Despite being blacklisted by the U.S. government, Chinese tech giant Huawei continued to post growth in the first half of 2019.

The Shenzhen company announced sales of $58 billion in the first six months of the year. This represents of 23 percent increase from the same period last year.

Huawei claimed its growth was due to increased business in its smartphone division and the continued expansion of 5G network technology. Huawei is also the global leader in the sale of telecommunication equipment.

The U.S. government has made attempts to push back against Huawei's continuing growth. In May, the Trump administration put Huawei on a trade “blacklist,” preventing the sale of their products in the U.S. without a specific license.

Company chairman Liang Hua said operations have continued apace and that the main products have been mostly unaffected by the blacklisting. Liang said that any impact on Huawei’s operations and developments are “controllable.”

It was recently reported that U.S. pushback had forced the company to scrap a HomePod competitor being developed in partnership with Google. The company’s research and development arm, Futurewei, also reportedly began laying off significant portions of its employees recently.
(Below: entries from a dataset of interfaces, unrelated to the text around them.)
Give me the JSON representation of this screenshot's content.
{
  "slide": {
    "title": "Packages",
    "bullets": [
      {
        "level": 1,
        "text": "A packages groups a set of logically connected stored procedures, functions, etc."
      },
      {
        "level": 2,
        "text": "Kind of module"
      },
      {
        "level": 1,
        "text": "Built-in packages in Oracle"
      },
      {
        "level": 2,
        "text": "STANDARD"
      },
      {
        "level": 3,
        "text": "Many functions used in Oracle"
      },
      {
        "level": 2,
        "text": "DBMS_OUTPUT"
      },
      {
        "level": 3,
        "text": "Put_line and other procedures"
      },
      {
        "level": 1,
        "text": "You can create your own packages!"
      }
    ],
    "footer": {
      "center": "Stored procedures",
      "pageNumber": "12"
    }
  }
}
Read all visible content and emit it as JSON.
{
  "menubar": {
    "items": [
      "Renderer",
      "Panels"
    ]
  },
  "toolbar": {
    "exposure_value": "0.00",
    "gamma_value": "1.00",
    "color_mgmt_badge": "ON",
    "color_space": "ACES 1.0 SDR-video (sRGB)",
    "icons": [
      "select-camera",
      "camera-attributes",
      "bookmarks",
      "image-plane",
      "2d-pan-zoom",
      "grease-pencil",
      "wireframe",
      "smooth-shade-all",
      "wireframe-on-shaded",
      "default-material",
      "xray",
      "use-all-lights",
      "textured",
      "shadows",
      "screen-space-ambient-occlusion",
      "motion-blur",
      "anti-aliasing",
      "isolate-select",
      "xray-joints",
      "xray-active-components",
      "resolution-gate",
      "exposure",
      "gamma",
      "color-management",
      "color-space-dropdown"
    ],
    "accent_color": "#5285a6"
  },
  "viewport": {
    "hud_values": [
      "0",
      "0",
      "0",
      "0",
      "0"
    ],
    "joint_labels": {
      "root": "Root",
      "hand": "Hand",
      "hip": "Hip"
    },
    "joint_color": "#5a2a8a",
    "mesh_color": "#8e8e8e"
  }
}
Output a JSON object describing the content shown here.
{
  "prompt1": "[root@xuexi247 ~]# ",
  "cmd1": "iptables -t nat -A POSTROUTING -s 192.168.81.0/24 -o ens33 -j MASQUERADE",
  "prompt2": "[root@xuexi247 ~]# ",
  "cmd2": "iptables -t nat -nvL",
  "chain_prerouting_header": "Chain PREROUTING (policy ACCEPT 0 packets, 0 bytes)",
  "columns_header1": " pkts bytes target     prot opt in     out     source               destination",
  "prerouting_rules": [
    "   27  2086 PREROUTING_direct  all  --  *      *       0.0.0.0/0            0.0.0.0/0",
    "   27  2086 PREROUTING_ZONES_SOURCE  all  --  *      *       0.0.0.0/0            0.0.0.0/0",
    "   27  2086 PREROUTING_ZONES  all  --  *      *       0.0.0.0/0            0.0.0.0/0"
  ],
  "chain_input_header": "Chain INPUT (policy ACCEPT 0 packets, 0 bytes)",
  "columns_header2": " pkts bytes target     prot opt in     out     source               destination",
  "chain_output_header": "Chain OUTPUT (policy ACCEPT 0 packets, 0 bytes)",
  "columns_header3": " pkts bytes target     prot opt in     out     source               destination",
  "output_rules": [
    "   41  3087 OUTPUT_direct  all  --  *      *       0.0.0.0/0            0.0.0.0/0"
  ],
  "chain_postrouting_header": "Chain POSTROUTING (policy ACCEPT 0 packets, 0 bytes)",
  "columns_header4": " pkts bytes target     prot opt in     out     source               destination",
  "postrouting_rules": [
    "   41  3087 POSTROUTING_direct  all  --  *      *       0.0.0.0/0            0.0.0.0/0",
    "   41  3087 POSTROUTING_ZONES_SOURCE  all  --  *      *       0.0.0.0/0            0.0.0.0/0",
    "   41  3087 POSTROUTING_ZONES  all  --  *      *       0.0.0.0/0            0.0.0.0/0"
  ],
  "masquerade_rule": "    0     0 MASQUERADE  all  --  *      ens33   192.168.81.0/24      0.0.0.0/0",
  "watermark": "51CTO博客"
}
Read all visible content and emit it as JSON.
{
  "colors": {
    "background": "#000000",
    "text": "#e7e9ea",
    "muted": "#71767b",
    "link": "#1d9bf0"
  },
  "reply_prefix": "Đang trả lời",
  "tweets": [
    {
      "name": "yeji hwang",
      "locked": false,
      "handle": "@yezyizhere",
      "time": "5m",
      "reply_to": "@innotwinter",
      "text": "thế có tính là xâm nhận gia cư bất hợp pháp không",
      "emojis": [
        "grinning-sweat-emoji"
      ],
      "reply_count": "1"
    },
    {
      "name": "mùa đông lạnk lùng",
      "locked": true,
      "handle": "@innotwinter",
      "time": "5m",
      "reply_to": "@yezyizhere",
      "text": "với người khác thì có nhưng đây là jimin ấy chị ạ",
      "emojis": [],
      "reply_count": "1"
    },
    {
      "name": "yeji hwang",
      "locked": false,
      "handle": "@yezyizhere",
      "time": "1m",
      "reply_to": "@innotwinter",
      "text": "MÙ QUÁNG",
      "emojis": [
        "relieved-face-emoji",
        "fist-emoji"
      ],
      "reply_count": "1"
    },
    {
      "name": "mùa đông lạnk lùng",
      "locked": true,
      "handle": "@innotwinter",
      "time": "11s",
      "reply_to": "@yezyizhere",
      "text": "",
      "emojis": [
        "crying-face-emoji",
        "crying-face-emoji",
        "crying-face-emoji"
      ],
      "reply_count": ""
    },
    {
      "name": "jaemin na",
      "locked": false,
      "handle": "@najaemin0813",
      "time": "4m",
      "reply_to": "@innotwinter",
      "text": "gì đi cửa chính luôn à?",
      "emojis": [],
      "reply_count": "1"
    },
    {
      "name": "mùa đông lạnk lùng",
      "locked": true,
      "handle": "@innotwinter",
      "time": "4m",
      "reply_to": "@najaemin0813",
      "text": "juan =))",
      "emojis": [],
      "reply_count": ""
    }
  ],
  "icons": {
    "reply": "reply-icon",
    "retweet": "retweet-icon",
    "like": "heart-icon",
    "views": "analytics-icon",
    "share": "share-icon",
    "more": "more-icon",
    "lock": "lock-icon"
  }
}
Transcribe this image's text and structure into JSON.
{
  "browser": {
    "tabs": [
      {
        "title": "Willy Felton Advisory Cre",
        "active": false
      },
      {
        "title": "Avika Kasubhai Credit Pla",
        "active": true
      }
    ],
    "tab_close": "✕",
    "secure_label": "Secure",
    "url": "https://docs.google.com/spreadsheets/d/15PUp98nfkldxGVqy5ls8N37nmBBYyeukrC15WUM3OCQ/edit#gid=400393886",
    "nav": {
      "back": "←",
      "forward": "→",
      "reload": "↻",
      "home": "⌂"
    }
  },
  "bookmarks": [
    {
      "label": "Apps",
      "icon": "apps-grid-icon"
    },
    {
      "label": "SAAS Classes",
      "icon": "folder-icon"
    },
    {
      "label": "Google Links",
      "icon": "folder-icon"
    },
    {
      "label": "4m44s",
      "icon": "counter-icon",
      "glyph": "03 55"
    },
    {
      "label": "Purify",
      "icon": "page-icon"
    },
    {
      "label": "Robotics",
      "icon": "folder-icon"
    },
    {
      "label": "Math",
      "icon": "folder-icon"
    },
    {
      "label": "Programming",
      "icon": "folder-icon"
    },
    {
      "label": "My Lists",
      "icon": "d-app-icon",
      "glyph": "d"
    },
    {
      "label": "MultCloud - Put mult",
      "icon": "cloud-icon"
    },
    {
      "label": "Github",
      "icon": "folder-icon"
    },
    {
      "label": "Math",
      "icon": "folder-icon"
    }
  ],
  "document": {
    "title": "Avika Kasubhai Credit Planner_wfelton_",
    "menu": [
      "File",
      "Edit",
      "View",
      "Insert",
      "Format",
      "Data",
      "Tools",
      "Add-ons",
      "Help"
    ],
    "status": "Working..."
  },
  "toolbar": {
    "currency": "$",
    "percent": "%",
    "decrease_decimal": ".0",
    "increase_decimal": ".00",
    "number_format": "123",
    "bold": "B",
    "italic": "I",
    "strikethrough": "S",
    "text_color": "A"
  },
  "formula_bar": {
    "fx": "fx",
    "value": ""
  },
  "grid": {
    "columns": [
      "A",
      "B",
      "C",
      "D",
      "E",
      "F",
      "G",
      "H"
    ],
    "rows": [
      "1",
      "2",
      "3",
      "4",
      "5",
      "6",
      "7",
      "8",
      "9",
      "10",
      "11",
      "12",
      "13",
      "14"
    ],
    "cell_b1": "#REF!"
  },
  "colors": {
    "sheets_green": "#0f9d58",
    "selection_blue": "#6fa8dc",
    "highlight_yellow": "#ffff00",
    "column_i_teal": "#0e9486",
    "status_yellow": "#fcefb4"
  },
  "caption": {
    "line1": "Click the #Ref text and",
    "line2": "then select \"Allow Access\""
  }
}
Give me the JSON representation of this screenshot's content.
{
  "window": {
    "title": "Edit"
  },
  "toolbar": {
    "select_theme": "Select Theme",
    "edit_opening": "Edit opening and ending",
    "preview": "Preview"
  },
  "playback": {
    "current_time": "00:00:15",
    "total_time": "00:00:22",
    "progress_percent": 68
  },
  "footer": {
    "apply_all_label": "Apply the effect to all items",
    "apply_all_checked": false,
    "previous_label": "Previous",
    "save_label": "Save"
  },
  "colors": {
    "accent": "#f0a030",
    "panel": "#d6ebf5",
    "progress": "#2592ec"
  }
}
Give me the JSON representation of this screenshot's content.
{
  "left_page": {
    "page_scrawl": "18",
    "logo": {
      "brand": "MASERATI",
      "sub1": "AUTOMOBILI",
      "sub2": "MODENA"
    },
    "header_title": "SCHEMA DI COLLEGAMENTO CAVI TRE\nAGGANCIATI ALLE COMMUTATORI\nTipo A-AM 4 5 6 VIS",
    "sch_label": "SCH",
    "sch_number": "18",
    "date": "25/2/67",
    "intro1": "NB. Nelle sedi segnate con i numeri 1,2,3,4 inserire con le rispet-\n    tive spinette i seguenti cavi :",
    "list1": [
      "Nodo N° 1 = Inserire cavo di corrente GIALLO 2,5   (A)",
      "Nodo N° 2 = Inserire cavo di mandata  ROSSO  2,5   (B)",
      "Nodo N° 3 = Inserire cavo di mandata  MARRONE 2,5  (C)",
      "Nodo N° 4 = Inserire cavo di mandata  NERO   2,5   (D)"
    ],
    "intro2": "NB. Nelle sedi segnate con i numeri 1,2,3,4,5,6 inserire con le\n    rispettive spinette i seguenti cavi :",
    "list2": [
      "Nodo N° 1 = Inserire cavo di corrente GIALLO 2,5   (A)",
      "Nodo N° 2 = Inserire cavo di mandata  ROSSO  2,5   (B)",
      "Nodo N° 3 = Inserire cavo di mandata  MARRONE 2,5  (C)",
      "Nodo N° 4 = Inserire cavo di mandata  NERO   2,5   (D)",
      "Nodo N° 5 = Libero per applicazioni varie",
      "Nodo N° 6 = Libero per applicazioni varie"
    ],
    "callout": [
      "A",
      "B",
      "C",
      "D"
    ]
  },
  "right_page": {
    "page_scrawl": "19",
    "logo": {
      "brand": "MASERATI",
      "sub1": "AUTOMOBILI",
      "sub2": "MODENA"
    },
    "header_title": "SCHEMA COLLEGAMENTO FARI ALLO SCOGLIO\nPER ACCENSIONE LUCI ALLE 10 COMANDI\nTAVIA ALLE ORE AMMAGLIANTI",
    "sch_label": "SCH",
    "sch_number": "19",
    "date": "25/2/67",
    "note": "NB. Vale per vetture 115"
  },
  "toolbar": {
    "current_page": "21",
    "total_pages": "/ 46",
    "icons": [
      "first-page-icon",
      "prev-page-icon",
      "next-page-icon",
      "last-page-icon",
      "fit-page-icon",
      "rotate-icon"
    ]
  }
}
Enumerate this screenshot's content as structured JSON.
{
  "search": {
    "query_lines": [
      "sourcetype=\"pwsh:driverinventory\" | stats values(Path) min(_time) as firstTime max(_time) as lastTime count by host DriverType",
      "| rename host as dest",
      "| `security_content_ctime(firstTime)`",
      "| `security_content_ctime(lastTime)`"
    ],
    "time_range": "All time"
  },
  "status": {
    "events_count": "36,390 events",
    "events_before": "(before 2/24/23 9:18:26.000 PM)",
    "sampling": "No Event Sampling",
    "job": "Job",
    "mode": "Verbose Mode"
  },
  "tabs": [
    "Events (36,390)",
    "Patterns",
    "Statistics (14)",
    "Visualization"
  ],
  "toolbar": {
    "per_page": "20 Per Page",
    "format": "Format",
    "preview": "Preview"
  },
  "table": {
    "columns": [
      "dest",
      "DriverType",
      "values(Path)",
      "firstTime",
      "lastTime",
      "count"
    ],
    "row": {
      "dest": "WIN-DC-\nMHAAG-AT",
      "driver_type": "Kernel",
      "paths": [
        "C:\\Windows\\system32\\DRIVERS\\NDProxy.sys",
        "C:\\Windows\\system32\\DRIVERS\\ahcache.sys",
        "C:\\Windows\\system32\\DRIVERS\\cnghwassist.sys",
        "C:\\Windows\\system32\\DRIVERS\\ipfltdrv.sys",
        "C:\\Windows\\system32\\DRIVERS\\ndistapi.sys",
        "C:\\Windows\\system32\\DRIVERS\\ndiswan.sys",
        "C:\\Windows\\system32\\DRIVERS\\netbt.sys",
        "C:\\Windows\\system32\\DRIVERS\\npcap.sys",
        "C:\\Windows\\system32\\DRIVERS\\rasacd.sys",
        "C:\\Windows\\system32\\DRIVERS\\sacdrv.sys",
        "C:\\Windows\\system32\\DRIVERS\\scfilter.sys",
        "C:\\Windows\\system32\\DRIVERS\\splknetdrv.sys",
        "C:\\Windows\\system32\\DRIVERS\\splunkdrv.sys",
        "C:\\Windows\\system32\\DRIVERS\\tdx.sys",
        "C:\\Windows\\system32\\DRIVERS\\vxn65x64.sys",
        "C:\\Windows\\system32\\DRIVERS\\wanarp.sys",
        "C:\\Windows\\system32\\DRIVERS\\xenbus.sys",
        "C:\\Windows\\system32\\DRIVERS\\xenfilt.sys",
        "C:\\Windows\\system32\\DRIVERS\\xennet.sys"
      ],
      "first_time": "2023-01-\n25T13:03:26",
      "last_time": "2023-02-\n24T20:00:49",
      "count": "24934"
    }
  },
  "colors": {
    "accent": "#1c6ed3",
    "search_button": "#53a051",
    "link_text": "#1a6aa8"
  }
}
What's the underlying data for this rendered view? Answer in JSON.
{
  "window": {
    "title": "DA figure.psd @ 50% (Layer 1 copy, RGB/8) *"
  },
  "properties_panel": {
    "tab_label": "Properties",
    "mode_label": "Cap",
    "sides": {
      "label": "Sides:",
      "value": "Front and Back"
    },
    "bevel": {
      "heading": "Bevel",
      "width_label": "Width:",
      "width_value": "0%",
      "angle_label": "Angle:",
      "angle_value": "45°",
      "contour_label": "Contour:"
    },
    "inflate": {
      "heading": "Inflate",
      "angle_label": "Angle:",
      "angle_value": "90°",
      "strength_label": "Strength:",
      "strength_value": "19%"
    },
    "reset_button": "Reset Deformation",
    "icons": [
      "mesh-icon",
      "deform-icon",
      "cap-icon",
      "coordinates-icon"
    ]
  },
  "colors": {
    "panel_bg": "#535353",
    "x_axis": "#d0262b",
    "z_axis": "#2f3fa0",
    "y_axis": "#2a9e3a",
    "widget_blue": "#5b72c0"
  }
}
“Objectively we still face difficulties ahead,” Liang said. “In the second half [of this year] and next year, we'll still face these difficulties.”

Huawei has long been a point of contention for the U.S. in its trade relationship with China. The government has worked to curb the company’s growth, believing their products to be a potential security risk, a point which Huawei has strongly denied.

Huawei is expected to release new smartphones in September alongside competitors Apple and Samsung.

The Huawei Technologies Co. logo is displayed at the Huawei headquarters on March 29, 2019, in Shenzhen, China. Photo by Billy H.C. Kwok/Getty Images